    A bird's view of tulip fields near Voorhout in the Netherlands, photographed with a drone in April 2015.

    Aashit Desai/National Geographic Traveler Photo Contest

    National Geographic Traveler Photo Contest Entries

    Slide 3

    Angalamman Festival is celebrated every year in a small town called Kaveripattinam in Tamil Nadu. Devotees, numbering in tens of thousands, converge in this town the day after Maha Shivratri to worship the deity Angalamman, meaning 'The Guardian God'. During the festival some of the worshippers paint their faces that personifies Goddess Kali. Other indulge in the ritual of piercing iron rods throughout their cheeks.

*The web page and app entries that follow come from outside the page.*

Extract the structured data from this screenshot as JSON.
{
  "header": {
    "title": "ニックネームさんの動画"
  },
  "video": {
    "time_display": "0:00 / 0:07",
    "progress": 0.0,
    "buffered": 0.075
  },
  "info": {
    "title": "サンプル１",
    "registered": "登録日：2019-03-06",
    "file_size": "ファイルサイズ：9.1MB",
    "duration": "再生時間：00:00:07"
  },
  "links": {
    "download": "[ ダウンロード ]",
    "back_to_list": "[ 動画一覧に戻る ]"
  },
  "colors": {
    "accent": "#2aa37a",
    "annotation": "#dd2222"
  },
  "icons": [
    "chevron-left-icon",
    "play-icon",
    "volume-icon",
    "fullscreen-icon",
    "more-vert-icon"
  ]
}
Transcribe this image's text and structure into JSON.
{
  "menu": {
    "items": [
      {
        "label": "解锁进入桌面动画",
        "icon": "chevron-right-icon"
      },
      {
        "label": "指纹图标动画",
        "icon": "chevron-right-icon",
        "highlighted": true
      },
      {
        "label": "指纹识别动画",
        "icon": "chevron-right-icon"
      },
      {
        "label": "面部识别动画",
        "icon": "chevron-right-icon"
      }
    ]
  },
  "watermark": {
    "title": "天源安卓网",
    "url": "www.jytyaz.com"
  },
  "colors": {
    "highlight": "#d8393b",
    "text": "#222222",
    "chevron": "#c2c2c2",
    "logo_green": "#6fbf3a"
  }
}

    Allan Gichigi/National Geographic Traveler Photo Contest

    National Geographic Traveler Photo Contest Entries

    Slide 4

    Kit Mikai is a natural rock formation about 40m high found in Western Kenya. She goes up the rocks regularly to meditate. Kit Mikai, Kenya

    Chris Ludlow/National Geographic Traveler Photo Contest

    National Geographic Traveler Photo Contest Entries

    Slide 5

    On a weekend trip to buffalo from Toronto we made a pit stop at Niagara Falls on the Canadian side. I took this shot with my nexus 5 smartphone. I was randomly shooting the falls themselves from different viewpoints when I happened to get a pretty lucky and interesting shot of this lone seagull on patrol over the falls. I didn't even realize I had captured it in the shot until I went back through the photos a few days later

    Jassen T./National Geographic Traveler Photo Contest

    National Geographic Traveler Photo Contest Entries

    Slide 6

    Incredibly beautiful and extremely remote. Koehn Lake, Mojave Desert, California. Aerial Image.

    Howard Singleton/National Geographic Traveler Photo Contest

    National Geographic Traveler Photo Contest Entries

    Slide 7

    Lucky timing! The oxpecker was originally sitting on hippo's head. I could see the hippo was going into a huge yawn (threat display?) and the oxpecker had to vacate it's perch. When I snapped the pic, the oxpecker appeared on the verge of being inhaled and was perfectly positioned between the massive gaping jaws of the hippo. The oxpecker also appears to be screeching in terror and back-pedaling to avoid being a snack!

    Abrar Mohsin/National Geographic Traveler Photo Contest

    National Geographic Traveler Photo Contest Entries

    Slide 8

    The Yetis of Nepal - The Aghoris as they are called are marked by colorful body paint and clothes

    Madeline Crowley/National Geographic Traveler Photo Contest

    National Geographic Traveler Photo Contest Entries

    Slide 9

    Taken from a zodiac raft on a painfully cold, rainy day

    Ian Bird/National Geographic Traveler Photo Contest

    National Geographic Traveler Photo Contest Entries

    Slide 10

    This wave is situated right near the CBD of Sydney. Some describe it as the most dangerous wave in Australia, due to it breaking on barnacle covered rocks only a few feet deep and only ten metres from the cliff face. If you fall off you could find yourself in a life and death situation. This photo was taken 300 feet directly above the wave from a helicopter, just as the surfer is pulling into the lip of the barrel.

  • Recent Slide Shows

Comments

0 Comments

Comment Preview

Your name will appear as username ( settings | log out )

You may use these HTML tags and attributes: <a href=""> <b> <em> <strong> <i> <blockquote>